MATERIAL SUPPLIED.
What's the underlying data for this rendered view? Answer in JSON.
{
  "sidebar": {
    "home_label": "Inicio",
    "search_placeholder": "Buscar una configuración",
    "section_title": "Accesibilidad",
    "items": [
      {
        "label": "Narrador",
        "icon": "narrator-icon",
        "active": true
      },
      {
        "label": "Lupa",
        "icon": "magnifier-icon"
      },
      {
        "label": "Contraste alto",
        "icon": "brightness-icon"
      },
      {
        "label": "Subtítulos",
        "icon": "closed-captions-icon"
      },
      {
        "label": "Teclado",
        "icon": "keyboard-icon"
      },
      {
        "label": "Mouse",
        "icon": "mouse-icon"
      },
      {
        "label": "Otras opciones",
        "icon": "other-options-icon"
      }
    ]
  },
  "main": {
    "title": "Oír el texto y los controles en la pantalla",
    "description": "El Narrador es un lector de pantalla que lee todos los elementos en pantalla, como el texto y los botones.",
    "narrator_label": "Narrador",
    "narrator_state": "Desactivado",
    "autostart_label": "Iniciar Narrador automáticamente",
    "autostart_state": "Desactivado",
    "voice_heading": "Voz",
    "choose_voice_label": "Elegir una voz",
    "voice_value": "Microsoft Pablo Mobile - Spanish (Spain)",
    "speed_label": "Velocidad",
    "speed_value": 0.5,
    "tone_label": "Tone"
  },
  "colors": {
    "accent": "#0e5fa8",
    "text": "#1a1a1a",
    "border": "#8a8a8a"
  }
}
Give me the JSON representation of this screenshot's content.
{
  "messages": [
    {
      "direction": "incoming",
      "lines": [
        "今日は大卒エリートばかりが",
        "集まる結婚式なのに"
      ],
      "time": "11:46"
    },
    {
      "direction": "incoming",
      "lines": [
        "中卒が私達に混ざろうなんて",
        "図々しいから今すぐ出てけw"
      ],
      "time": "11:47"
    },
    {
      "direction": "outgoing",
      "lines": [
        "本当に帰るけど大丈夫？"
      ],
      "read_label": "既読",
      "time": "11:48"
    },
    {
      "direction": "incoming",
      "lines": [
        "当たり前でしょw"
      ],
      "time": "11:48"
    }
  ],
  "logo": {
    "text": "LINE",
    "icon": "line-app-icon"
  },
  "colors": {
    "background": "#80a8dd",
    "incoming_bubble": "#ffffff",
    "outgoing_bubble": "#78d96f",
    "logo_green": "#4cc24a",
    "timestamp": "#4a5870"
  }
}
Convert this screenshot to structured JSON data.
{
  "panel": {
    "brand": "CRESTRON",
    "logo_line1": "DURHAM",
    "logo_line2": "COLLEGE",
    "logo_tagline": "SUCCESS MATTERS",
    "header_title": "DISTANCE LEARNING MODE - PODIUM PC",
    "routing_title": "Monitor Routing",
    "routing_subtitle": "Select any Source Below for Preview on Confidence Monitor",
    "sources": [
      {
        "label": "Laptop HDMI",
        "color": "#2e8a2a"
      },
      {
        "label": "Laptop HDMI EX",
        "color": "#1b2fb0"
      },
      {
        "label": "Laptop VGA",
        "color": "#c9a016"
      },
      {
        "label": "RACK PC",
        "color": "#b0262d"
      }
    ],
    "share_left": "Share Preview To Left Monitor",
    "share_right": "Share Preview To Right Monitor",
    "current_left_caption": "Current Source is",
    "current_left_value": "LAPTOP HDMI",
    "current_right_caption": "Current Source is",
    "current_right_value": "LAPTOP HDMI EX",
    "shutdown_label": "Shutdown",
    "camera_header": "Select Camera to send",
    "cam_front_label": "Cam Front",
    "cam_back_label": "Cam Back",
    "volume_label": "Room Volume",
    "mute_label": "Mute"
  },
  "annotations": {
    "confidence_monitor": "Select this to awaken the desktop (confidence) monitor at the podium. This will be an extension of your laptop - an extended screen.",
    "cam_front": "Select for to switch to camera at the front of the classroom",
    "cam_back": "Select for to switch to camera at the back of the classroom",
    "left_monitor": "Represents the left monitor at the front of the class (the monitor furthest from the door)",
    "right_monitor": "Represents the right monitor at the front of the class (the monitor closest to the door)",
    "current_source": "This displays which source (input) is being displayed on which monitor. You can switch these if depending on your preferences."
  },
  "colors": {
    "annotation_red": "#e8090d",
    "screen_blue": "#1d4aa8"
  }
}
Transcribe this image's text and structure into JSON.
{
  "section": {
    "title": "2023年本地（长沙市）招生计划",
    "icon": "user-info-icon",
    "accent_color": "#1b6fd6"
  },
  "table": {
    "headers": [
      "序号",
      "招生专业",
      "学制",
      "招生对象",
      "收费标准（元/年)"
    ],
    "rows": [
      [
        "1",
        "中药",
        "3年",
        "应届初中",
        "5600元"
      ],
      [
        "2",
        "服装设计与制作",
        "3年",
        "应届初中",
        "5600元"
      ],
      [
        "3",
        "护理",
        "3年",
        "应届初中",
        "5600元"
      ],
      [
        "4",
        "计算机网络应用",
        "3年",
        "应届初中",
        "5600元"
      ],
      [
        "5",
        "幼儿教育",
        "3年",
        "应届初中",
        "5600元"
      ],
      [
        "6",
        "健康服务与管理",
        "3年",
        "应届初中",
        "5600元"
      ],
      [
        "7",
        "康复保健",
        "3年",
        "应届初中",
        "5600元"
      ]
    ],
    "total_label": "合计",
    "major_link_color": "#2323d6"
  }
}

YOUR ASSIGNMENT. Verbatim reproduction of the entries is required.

EXPECTED ANSWER.
What's the underlying data for this rendered view? Answer in JSON.
{
  "sidebar": {
    "home_label": "Inicio",
    "search_placeholder": "Buscar una configuración",
    "section_title": "Accesibilidad",
    "items": [
      {
        "label": "Narrador",
        "icon": "narrator-icon",
        "active": true
      },
      {
        "label": "Lupa",
        "icon": "magnifier-icon"
      },
      {
        "label": "Contraste alto",
        "icon": "brightness-icon"
      },
      {
        "label": "Subtítulos",
        "icon": "closed-captions-icon"
      },
      {
        "label": "Teclado",
        "icon": "keyboard-icon"
      },
      {
        "label": "Mouse",
        "icon": "mouse-icon"
      },
      {
        "label": "Otras opciones",
        "icon": "other-options-icon"
      }
    ]
  },
  "main": {
    "title": "Oír el texto y los controles en la pantalla",
    "description": "El Narrador es un lector de pantalla que lee todos los elementos en pantalla, como el texto y los botones.",
    "narrator_label": "Narrador",
    "narrator_state": "Desactivado",
    "autostart_label": "Iniciar Narrador automáticamente",
    "autostart_state": "Desactivado",
    "voice_heading": "Voz",
    "choose_voice_label": "Elegir una voz",
    "voice_value": "Microsoft Pablo Mobile - Spanish (Spain)",
    "speed_label": "Velocidad",
    "speed_value": 0.5,
    "tone_label": "Tone"
  },
  "colors": {
    "accent": "#0e5fa8",
    "text": "#1a1a1a",
    "border": "#8a8a8a"
  }
}
Give me the JSON representation of this screenshot's content.
{
  "messages": [
    {
      "direction": "incoming",
      "lines": [
        "今日は大卒エリートばかりが",
        "集まる結婚式なのに"
      ],
      "time": "11:46"
    },
    {
      "direction": "incoming",
      "lines": [
        "中卒が私達に混ざろうなんて",
        "図々しいから今すぐ出てけw"
      ],
      "time": "11:47"
    },
    {
      "direction": "outgoing",
      "lines": [
        "本当に帰るけど大丈夫？"
      ],
      "read_label": "既読",
      "time": "11:48"
    },
    {
      "direction": "incoming",
      "lines": [
        "当たり前でしょw"
      ],
      "time": "11:48"
    }
  ],
  "logo": {
    "text": "LINE",
    "icon": "line-app-icon"
  },
  "colors": {
    "background": "#80a8dd",
    "incoming_bubble": "#ffffff",
    "outgoing_bubble": "#78d96f",
    "logo_green": "#4cc24a",
    "timestamp": "#4a5870"
  }
}
Convert this screenshot to structured JSON data.
{
  "panel": {
    "brand": "CRESTRON",
    "logo_line1": "DURHAM",
    "logo_line2": "COLLEGE",
    "logo_tagline": "SUCCESS MATTERS",
    "header_title": "DISTANCE LEARNING MODE - PODIUM PC",
    "routing_title": "Monitor Routing",
    "routing_subtitle": "Select any Source Below for Preview on Confidence Monitor",
    "sources": [
      {
        "label": "Laptop HDMI",
        "color": "#2e8a2a"
      },
      {
        "label": "Laptop HDMI EX",
        "color": "#1b2fb0"
      },
      {
        "label": "Laptop VGA",
        "color": "#c9a016"
      },
      {
        "label": "RACK PC",
        "color": "#b0262d"
      }
    ],
    "share_left": "Share Preview To Left Monitor",
    "share_right": "Share Preview To Right Monitor",
    "current_left_caption": "Current Source is",
    "current_left_value": "LAPTOP HDMI",
    "current_right_caption": "Current Source is",
    "current_right_value": "LAPTOP HDMI EX",
    "shutdown_label": "Shutdown",
    "camera_header": "Select Camera to send",
    "cam_front_label": "Cam Front",
    "cam_back_label": "Cam Back",
    "volume_label": "Room Volume",
    "mute_label": "Mute"
  },
  "annotations": {
    "confidence_monitor": "Select this to awaken the desktop (confidence) monitor at the podium. This will be an extension of your laptop - an extended screen.",
    "cam_front": "Select for to switch to camera at the front of the classroom",
    "cam_back": "Select for to switch to camera at the back of the classroom",
    "left_monitor": "Represents the left monitor at the front of the class (the monitor furthest from the door)",
    "right_monitor": "Represents the right monitor at the front of the class (the monitor closest to the door)",
    "current_source": "This displays which source (input) is being displayed on which monitor. You can switch these if depending on your preferences."
  },
  "colors": {
    "annotation_red": "#e8090d",
    "screen_blue": "#1d4aa8"
  }
}
Transcribe this image's text and structure into JSON.
{
  "section": {
    "title": "2023年本地（长沙市）招生计划",
    "icon": "user-info-icon",
    "accent_color": "#1b6fd6"
  },
  "table": {
    "headers": [
      "序号",
      "招生专业",
      "学制",
      "招生对象",
      "收费标准（元/年)"
    ],
    "rows": [
      [
        "1",
        "中药",
        "3年",
        "应届初中",
        "5600元"
      ],
      [
        "2",
        "服装设计与制作",
        "3年",
        "应届初中",
        "5600元"
      ],
      [
        "3",
        "护理",
        "3年",
        "应届初中",
        "5600元"
      ],
      [
        "4",
        "计算机网络应用",
        "3年",
        "应届初中",
        "5600元"
      ],
      [
        "5",
        "幼儿教育",
        "3年",
        "应届初中",
        "5600元"
      ],
      [
        "6",
        "健康服务与管理",
        "3年",
        "应届初中",
        "5600元"
      ],
      [
        "7",
        "康复保健",
        "3年",
        "应届初中",
        "5600元"
      ]
    ],
    "total_label": "合计",
    "major_link_color": "#2323d6"
  }
}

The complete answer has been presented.